ICON Web & News
Search Using OECD Database
Return to Previous Page
Addition or Correction
Effect of Particle Size of Hydroxyapatite Nanoparticles on its Biocompatibility
Link to Journal Abstract
Nano-particulate biomaterials have been used in clinical diagnosis and treatment, as drug carrier or in cosmetics because of their excellent performance properties. The toxicity and biocompatibility of nanoparticles (NPs), however, are always a focused concern for a doctor or a scientist. At present, there is almost no systemic evaluation standard or testing methods of safety for nanoparticles. In this study, two kinds of hydroxylapatite, (HAP) NPs with different particle sizes were selected. A number of biocompatibility tests in vivo or in vitro were conducted. They were cytotoxicity (MTT assay), genotoxicity (Ames, Mouse Lymphoma Mutagenesis Assay), and systemic toxicity (Acute and Subacute). The results indicated that, under the concentration of 100 mg/L, both HAP NPs could cause significant inhibition of cell growth. The size of NPs might have close tie with cell response. The mutagenic test in vitro was negative in this study. Histopathological findings showed that both kinds of HAP NPs could induce pseudotubercles in lung. Moreover, smaller size of nanoparticles resulted in a vacuolar degeneration of nephric tubule epithelium at 7 days post-intraveneous injection. The results implied that the size of NPs might play an important role in the biocompatibility of the materials. The kidney might be the main organ of discharge of nanoparticles from body.
In this study, two kinds of hydroxylapatite, (HAP) NPs with different particle sizes were selected. A number of biocompatibility tests in vivo or in vitro were conducted. They were cytotoxicity (MTT assay), genotoxicity (Ames, Mouse Lymphoma Mutagenesis Assay), and systemic toxicity (Acute and Subacute).
Peer Reviewed Journal Article
Exposure Or Hazard Target
Method Of Study
Risk Exposure Group
IEEE Transactions on Nanobioscience, 11(4): 336-340 (December 2012)
IEEE Transactions on Nanobioscience
Ding T, Xue Y, Lu H, Huang Z, Sun J
Last updated on December 12, 2012
This work is supported in part by the Nanoscale Science and Engineering Initiative of the National Science Foundation

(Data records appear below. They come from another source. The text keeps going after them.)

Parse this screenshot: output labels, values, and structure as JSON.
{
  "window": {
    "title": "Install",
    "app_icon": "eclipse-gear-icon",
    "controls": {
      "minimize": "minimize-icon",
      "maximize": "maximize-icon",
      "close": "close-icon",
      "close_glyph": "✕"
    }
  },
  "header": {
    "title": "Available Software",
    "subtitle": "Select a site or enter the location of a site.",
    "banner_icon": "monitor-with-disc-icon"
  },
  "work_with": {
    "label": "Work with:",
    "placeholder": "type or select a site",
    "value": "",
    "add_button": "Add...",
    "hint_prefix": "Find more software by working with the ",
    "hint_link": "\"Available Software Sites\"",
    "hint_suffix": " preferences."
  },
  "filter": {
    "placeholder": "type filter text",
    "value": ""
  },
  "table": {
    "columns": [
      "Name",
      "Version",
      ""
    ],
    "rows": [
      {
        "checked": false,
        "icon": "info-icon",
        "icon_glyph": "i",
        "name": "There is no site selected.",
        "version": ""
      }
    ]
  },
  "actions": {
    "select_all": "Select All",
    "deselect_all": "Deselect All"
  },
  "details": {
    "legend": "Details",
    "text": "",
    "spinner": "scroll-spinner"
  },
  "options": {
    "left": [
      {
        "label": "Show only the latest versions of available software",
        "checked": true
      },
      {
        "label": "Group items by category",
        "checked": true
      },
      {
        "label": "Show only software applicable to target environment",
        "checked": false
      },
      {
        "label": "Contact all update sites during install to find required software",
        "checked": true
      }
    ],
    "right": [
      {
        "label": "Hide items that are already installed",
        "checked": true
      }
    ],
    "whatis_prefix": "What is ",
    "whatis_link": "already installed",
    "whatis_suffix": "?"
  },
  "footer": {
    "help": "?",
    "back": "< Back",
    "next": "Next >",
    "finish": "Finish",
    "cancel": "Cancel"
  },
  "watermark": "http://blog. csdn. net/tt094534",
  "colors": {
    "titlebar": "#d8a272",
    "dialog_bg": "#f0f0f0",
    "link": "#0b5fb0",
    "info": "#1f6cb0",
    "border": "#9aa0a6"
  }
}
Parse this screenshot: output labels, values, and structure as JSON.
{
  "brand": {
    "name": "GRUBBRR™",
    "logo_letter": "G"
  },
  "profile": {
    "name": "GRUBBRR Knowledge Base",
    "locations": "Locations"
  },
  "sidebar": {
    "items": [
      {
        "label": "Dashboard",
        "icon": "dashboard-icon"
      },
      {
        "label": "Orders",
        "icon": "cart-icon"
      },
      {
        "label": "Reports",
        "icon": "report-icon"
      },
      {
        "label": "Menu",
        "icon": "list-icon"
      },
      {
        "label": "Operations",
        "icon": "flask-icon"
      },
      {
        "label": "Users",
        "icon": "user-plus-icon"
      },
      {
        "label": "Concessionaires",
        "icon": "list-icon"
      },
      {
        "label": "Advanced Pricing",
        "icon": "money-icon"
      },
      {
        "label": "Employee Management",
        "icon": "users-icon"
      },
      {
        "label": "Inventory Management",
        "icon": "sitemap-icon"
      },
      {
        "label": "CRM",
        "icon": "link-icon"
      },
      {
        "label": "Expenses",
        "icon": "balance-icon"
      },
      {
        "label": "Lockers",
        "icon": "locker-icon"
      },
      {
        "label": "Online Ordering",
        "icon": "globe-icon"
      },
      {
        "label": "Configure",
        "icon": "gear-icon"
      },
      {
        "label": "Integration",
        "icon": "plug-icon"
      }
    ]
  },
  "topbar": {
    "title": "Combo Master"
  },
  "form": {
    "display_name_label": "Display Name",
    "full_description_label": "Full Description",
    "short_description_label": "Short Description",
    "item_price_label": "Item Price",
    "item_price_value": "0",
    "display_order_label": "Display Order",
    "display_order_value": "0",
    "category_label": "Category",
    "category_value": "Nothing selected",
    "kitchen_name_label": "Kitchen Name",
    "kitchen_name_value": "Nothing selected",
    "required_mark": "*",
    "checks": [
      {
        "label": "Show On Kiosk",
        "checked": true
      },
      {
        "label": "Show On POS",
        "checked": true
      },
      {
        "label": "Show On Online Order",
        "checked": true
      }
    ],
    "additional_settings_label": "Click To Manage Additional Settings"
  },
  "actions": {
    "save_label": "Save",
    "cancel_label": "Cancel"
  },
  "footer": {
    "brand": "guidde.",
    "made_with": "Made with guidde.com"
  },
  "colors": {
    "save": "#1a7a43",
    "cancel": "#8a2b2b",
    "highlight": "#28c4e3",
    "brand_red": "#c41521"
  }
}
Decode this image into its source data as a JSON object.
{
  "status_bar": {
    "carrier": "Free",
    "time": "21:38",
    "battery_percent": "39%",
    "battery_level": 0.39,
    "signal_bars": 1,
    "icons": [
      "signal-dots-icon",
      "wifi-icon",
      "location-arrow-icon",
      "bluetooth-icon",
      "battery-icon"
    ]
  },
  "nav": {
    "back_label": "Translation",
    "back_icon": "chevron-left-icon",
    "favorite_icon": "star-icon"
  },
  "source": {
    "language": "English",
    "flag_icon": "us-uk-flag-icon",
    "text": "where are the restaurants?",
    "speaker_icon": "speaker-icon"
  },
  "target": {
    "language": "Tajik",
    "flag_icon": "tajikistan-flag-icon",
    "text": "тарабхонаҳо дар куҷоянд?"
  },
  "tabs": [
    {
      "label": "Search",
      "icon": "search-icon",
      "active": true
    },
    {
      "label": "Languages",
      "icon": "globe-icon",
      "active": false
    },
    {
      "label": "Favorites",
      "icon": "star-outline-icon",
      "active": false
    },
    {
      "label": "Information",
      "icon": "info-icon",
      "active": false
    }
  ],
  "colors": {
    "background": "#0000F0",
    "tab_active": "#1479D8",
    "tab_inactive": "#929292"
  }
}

under NSF Award Number EEC-0118007.
Why Join Us?
Mission and Strategy
Good Nano Guide
Nano EHS Research Needs
Current Practices Survey